EXERCISE = Take every line of the material below that includes the string "icon" and copy it out.

THE RECORDS =
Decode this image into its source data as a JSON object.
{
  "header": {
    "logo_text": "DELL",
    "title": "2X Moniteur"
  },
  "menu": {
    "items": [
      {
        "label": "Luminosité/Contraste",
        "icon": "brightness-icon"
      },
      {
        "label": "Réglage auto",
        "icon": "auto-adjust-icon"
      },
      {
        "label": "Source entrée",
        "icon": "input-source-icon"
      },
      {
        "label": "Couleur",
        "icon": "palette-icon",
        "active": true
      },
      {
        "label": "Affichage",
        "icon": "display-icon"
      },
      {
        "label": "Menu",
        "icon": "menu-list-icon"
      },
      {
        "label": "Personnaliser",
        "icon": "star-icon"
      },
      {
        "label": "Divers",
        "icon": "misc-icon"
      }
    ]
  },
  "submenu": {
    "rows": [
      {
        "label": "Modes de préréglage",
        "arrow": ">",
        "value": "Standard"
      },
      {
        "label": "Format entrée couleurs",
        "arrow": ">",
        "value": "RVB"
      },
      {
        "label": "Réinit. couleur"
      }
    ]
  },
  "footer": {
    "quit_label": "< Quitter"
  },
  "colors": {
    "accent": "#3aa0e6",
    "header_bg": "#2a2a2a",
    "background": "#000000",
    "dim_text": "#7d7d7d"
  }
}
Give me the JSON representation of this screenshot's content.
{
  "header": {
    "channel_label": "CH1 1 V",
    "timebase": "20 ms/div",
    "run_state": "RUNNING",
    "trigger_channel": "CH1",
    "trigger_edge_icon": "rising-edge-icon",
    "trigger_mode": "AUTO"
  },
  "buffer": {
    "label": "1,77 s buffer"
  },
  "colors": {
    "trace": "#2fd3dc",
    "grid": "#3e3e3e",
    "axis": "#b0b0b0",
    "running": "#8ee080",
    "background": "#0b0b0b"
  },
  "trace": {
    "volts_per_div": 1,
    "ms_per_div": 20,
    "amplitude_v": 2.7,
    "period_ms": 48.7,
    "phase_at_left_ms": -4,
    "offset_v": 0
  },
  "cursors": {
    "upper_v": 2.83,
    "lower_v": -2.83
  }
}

ANSWER AREA =
        "icon": "brightness-icon"
        "icon": "auto-adjust-icon"
        "icon": "input-source-icon"
        "icon": "palette-icon",
        "icon": "display-icon"
        "icon": "menu-list-icon"
        "icon": "star-icon"
        "icon": "misc-icon"
    "trigger_edge_icon": "rising-edge-icon",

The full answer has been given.